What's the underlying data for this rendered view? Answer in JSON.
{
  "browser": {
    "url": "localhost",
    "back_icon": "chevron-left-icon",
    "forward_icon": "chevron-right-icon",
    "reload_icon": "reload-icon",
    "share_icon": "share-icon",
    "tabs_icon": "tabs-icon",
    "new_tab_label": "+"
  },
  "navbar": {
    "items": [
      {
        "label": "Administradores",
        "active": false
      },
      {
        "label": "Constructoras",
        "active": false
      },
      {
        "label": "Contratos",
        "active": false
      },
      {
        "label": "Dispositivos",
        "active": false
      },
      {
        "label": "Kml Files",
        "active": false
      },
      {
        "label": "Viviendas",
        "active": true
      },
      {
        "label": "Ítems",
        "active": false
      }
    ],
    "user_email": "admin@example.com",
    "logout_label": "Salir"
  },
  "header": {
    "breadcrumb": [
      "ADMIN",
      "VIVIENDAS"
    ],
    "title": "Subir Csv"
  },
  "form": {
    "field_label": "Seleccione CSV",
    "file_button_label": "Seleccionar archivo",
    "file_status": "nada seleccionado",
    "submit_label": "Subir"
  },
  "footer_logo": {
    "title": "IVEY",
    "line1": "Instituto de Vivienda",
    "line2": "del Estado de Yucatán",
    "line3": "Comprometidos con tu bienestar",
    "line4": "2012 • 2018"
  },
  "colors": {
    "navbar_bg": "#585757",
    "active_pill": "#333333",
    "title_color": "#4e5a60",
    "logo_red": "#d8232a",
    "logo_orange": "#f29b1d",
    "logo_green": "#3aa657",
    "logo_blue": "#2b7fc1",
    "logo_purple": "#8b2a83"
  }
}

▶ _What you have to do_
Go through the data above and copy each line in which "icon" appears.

▶ _Reply to the exercise_
    "back_icon": "chevron-left-icon",
    "forward_icon": "chevron-right-icon",
    "reload_icon": "reload-icon",
    "share_icon": "share-icon",
    "tabs_icon": "tabs-icon",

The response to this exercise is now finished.